• **TASK INSTRUCTIONS**: Below are the records. State how many of their lines hold the word "this", and add nothing else.

• **SOURCE DATA**:
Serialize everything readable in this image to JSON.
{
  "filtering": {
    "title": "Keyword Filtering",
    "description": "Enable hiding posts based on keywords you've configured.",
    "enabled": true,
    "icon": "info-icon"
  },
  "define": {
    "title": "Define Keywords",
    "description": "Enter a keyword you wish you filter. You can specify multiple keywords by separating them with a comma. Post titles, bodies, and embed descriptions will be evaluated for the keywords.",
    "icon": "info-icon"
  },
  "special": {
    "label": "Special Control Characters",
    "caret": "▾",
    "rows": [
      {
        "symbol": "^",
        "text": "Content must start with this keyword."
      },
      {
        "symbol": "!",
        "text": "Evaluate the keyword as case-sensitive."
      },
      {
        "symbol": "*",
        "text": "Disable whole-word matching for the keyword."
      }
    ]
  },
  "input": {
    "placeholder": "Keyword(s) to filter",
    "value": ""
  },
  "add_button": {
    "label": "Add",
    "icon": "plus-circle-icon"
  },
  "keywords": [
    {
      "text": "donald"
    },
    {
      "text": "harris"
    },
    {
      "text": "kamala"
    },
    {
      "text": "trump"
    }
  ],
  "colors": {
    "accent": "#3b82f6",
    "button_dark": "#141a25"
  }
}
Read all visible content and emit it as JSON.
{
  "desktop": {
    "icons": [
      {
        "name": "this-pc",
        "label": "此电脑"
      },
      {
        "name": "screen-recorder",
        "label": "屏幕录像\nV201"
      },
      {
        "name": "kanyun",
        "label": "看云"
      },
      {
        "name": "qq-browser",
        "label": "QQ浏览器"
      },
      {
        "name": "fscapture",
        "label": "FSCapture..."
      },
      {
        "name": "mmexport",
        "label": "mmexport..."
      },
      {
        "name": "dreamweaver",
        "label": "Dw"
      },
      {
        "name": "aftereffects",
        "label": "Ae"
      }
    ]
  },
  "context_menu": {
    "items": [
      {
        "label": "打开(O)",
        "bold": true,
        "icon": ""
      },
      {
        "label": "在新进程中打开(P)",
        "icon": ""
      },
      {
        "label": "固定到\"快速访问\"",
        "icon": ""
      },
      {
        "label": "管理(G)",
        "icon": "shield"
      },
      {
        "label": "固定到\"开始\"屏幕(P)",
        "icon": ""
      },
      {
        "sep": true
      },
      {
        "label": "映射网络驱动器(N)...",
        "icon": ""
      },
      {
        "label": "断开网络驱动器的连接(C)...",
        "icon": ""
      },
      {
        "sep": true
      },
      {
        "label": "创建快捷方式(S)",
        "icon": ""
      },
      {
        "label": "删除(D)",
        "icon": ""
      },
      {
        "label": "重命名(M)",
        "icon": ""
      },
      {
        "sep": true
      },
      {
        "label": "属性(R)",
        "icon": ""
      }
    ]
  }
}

• **SOLVED PROBLEM**: 3